“The Marginal Impact of Emission Reductions”
“Demand Responses to Pricing Food Items’ Environmental Externalities: Evidence from a Nationwide Field Experiment” (with Hunt Allcott, Amelie Michalke and Tobias Gaukler)
“Vegetarian*ism: Evidence from 200 Million Home Deliveries” (with Ruben Durante and Milan Quentel)
“Specification analysis for technology use and teenager well-being: statistical validity and a Bayesian proposal” (with David Rossell), Journal of the Royal Statistical Society: Series C (Applied Statistics) 71 (5): 1330–55, 2022.
“Altruism under Endowment-Source Uncertainty”
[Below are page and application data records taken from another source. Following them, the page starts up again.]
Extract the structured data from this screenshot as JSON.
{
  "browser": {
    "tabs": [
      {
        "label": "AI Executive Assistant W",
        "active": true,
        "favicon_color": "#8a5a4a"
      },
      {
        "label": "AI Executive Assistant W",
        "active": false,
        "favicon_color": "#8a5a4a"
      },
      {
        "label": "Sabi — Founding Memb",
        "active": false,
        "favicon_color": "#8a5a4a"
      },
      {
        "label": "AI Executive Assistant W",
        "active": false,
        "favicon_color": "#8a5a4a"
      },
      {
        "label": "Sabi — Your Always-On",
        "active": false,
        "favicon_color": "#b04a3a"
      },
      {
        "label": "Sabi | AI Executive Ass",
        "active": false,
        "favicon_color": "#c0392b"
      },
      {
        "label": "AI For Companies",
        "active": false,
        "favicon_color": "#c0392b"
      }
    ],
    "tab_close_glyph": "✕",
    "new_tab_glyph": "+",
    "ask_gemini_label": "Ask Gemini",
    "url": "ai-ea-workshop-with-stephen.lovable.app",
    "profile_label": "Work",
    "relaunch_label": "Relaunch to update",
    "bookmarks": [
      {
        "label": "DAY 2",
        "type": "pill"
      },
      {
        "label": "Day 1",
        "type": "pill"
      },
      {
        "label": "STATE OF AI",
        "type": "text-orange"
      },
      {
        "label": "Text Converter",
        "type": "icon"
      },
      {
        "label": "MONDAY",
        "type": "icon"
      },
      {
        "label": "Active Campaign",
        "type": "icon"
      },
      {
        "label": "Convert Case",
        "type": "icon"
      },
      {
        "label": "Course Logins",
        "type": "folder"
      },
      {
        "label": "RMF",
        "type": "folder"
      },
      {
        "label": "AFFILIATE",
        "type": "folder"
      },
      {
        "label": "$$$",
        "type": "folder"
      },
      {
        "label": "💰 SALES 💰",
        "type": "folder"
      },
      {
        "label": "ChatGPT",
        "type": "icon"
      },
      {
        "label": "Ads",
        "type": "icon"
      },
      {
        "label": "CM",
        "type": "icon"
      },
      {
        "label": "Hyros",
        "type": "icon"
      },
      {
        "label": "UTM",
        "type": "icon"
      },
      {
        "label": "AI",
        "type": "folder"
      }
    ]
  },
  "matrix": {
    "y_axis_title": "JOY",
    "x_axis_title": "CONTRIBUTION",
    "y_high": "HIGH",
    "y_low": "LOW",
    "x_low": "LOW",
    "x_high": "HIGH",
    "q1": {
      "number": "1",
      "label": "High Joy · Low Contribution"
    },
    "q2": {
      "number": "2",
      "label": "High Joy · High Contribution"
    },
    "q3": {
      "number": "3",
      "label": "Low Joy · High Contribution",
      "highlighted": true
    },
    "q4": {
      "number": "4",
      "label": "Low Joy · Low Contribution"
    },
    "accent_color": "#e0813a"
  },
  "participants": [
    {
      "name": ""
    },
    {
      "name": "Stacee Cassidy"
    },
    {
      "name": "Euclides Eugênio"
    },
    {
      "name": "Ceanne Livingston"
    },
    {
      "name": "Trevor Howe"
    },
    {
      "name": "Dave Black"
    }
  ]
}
“Gauging the Gravity of the Situation: The Use and Abuse of Expertise in Estimating the Economic Costs of Brexit” (with Colin Hay), MaxPo Discussion Paper 21/3.
“Blue Mission Tracking: Real-Time Location of UN Peacekeepers” (with Walter Dorn), International Peacekeeping 22(5): 545-64, 2015.